# Exercise
The expected answer comprises all lines from the entries that contain the string "screenshot".

# The data
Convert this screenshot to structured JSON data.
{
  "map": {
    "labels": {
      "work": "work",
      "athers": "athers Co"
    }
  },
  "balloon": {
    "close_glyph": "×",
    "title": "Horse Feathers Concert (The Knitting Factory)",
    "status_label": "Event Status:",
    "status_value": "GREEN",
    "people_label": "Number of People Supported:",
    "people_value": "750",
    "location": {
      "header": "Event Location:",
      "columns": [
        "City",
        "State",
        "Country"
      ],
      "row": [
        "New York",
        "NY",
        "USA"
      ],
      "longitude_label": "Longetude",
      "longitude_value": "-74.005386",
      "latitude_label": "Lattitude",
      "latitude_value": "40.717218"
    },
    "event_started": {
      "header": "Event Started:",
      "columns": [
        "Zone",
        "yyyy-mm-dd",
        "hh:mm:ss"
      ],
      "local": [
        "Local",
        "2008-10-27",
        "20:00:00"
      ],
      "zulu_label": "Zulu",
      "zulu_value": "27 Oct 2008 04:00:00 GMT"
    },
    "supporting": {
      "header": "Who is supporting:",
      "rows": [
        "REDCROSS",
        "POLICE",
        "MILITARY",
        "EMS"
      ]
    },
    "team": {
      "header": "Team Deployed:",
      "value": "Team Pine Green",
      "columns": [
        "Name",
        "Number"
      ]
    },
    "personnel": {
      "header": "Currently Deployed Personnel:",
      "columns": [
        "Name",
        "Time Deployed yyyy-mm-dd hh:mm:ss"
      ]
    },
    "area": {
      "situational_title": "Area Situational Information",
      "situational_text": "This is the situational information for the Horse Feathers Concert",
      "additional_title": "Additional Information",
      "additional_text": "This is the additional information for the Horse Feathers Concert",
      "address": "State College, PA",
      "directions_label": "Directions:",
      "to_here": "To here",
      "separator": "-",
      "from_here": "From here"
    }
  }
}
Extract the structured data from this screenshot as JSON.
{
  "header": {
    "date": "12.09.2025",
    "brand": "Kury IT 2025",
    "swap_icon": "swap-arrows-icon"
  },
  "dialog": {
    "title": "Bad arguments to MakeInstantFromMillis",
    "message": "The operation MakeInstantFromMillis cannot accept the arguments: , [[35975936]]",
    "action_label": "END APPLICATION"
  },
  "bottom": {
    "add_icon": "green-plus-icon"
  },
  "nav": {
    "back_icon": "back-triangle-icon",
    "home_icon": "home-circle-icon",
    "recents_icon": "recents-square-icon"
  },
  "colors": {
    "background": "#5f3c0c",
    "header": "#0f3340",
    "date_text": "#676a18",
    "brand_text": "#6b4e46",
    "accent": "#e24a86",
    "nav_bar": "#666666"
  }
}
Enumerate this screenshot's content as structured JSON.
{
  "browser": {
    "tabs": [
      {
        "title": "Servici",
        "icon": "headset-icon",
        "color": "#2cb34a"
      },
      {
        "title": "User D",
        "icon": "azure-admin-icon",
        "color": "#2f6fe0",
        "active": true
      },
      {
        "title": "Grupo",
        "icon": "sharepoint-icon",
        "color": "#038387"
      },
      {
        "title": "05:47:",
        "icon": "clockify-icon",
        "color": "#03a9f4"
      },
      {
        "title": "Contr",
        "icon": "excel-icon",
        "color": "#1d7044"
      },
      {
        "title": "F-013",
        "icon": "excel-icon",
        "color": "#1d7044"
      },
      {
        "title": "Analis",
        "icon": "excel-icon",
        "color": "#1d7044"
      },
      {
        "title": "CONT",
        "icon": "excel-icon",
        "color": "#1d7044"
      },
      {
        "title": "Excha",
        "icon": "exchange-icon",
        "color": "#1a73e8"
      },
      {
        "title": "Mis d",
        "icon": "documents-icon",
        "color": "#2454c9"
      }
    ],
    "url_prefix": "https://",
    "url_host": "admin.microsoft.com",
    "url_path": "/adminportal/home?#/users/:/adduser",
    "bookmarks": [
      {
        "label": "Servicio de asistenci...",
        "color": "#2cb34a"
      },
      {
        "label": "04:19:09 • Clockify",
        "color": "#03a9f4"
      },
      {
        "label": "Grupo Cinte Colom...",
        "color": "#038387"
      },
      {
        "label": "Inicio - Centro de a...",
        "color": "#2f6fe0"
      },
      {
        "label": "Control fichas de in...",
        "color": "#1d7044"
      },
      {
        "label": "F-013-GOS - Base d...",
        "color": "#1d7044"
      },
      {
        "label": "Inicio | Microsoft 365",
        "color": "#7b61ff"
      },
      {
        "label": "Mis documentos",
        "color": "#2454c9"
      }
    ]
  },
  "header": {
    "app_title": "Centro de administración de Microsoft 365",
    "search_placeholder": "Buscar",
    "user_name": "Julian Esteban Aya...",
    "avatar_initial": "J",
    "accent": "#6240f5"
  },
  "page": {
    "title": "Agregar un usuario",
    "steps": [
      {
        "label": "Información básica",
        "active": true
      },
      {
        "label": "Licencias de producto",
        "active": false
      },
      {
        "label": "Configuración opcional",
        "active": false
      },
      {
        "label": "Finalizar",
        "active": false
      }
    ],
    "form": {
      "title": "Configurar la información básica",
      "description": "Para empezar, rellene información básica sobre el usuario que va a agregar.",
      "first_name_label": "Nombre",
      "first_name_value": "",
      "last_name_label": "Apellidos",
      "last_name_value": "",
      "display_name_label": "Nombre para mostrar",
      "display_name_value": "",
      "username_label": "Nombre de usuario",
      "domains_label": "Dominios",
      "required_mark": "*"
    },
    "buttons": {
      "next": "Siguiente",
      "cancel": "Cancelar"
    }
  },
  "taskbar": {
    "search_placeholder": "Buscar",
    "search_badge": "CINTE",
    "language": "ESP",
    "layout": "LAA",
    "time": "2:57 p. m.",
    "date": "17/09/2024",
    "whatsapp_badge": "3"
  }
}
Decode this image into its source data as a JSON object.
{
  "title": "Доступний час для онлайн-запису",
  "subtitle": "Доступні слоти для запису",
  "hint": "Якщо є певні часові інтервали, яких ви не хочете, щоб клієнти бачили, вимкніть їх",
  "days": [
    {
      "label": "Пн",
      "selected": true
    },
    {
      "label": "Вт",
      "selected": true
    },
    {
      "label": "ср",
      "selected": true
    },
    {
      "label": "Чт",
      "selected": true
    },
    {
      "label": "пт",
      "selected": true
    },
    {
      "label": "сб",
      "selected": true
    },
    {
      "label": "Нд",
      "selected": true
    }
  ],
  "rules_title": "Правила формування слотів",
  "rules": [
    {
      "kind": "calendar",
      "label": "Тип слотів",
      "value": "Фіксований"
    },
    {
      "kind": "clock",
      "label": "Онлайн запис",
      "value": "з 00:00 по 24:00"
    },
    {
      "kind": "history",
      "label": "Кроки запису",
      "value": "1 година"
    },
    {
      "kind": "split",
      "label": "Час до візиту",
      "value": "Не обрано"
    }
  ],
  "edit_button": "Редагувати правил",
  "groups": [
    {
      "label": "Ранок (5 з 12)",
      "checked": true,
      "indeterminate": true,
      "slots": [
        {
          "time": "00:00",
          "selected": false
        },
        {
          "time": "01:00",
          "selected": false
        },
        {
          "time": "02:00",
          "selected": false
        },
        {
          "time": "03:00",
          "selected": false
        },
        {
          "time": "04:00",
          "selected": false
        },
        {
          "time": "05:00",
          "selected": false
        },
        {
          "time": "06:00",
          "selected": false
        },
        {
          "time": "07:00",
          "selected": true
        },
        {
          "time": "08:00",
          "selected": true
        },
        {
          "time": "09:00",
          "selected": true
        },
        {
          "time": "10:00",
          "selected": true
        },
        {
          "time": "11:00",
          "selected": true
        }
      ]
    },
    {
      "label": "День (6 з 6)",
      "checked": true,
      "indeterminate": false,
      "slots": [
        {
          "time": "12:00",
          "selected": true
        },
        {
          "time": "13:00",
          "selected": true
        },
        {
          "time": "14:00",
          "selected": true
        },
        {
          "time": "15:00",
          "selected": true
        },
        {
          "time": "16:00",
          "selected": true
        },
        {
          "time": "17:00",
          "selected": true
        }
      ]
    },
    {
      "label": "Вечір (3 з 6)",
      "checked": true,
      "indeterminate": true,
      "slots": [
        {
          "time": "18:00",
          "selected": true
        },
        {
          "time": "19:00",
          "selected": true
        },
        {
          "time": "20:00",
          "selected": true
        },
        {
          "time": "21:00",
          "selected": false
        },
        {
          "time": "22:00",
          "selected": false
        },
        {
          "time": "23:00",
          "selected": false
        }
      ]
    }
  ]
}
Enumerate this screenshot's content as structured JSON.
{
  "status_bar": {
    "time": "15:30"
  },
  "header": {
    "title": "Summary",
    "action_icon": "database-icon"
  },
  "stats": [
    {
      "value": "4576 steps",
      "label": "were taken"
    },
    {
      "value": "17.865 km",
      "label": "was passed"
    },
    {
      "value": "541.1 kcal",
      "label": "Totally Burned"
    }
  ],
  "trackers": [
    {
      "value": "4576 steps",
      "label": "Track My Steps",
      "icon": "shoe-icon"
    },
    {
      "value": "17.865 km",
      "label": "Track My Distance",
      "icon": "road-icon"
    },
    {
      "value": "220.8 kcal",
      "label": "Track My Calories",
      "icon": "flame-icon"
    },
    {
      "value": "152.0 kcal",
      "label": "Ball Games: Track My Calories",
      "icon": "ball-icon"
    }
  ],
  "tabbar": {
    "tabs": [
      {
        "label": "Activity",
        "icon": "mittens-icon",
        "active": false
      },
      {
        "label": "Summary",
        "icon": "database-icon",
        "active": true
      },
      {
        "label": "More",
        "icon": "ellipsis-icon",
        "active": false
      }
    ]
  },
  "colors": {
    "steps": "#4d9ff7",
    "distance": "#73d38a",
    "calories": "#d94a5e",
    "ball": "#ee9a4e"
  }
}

# Finished exercise
Convert this screenshot to structured JSON data.
Extract the structured data from this screenshot as JSON.
Enumerate this screenshot's content as structured JSON.
Enumerate this screenshot's content as structured JSON.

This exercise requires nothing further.